Xerox was having difficulties when newly appointed CEO Anne Mulcahy took over the helm in 2000. It got into even deeper trouble the day she was announced as the new CEO when the stock took a 15% plunge on the NYSE. Not exactly a vote of confidence. A 27 year Xerox veteran, Mulcahy took charge when Xerox was going through its second consecutive year of steep losses. Bankruptcy rumors were starting to rumble in the background like a fast approaching thunderstorm. Hoping to get some financial advice on how to turn the company around she consulted Warren Buffet, the famous US billionaire and investment guru. Rather than giving her the financial advice that she thought she was seeking he instead encouraged her to do a walkabout of Xerox. He told her to learn about the people she would be leading and the customers she’d be serving and worry less about the shareholders and financial analysts. Taking his advice to heart, the new CEO logged over 100,000 miles in her first year on the job visiting Xerox locations and customers around the world.1
In her ‘walkabout’ visits Mulcahy’s goals were simple, to boost moral and to listen to employee perspectives about what was wrong with the company as she encouraged people to ‘tell it like it is’. She would later tell a business school class “when your organization is struggling you have to give people the sense that you know what’s happening, and that you have a strategy to fix it. Beyond that, you have to tell people what they can do to help.” She went on to tell her audience that “effective communication, especially in a time of crisis, was perhaps the single most important component of the company’s successful turnaround strategy,” 2
In all her travels and listening Mulcahy was also very firm. The other message she delivered was that she expected total support from the Xerox team. In no mixed terms she directed her charges to go back to basics, run lean and work hard for the team or leave Xerox. It was a tough message, but it left her with a dedicated workforce aligned around a common set of objectives.
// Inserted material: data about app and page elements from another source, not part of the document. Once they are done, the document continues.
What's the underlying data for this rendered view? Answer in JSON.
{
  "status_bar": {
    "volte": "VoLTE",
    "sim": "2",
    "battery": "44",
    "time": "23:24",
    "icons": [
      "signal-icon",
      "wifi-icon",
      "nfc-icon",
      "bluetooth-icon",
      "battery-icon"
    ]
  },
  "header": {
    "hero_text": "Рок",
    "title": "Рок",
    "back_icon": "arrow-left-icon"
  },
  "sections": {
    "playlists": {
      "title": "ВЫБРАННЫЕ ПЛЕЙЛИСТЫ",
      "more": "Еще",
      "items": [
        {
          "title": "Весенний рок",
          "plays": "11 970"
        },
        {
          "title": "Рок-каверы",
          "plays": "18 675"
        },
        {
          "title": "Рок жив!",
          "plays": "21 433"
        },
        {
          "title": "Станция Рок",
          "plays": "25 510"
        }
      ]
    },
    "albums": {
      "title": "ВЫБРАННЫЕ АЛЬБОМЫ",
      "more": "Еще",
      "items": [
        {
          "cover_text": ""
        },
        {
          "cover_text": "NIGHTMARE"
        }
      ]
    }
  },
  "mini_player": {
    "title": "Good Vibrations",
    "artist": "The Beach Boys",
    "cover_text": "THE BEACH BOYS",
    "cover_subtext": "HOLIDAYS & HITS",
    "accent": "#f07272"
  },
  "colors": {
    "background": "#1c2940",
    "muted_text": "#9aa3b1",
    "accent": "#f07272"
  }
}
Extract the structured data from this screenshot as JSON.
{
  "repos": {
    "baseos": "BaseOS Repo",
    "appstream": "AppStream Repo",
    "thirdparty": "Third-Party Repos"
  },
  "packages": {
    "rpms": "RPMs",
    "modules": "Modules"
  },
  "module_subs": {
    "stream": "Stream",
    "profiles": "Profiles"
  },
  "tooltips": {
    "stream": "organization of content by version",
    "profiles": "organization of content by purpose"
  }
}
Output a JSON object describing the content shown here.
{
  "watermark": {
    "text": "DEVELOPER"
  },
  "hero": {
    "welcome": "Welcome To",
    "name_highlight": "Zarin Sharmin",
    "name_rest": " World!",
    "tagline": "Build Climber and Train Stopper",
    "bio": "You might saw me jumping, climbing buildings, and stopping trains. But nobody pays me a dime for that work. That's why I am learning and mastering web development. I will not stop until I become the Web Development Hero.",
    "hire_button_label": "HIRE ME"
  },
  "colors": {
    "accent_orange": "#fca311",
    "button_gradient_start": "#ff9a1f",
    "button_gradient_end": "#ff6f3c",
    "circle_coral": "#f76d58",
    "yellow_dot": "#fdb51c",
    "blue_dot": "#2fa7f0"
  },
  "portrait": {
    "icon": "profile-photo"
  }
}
Early on, Mulcahy set a goal of reducing costs by 1 billion dollars in her first year. As part of reaching that goal seven thousand Xerox employees were laid off and many non core assets were sold. While cutting costs she made a commitment that savings would not come from core areas of business and in fact she increased spending on R&D, Engineering and other key areas.
Between company visits she also took the time to listen to her customers. They told her what they most wanted was a partner who could save them money and help them better serve their customers (imagine that). In practical terms for banks that meant creating personalized client statements and for law firms it was sorting and printing large quantities of electronic documents for litigation. Xerox clearly saw the opportunity to focus on services and in 2002 launched its global services group which is still one of its fastest growing business units today.
When looking back today and talking about the strategic planning Mulcahy said strategic choices can be “roughly right… but the real precision comes from your ability to adapt”. She could have been paraphrasing Dwight Eisenhower who said “In preparing for battle I have always found that plans are useless, but planning is indispensable”. From an initial drop of 15% Xerox stock has quadrupled under Mulcahy’s tenure and likely the best is still in front of them.
What can we learn for Xerox?
- Strategy is about making tough choices – make them!
- Even in tough times, invest in opportunities
- Communicate with your employees – especially in times of crisis
- Make commitments and expect commitments
- Develop strategic plans but adapt as circumstances change. (Plans are ” more of a guideline really” as Captain Barbossa from Pirates of the Caribbean would say)
“The skill is to stay connected to customers and to move quickly to capture the opportunity or avoid a risk” and Mulcahy has shown us how to do this expertly!3
For further reading on Xerox and Mulcahy:
1. Cognitive Fitness R Gilkey and C kilts HBR Nov 2007 PP 562.
2. Mulcahy Took a No-Nonsense Approach to Turn Xerox Around” Stanford Graduate School of Business News December 2004′
3. We saw the opportunity’ NEW YORK (Fortune) October 9 2006– Fortune interviews Anne Mulcahy, CEO, Xerox Corporation Interviewed by Eugenia Levenson
4. From VPHR to CEO — Xerox’s Anne Mulcahy October 19, 2006 By Elaine Quayle, White paper by HR Blr.com
5. Anne Mulcahy Time on line Sunday April 30 2006 Dodi Tsiantar
6. Anne Mulcahy Has Xerox by the Horns May 2003 Business Week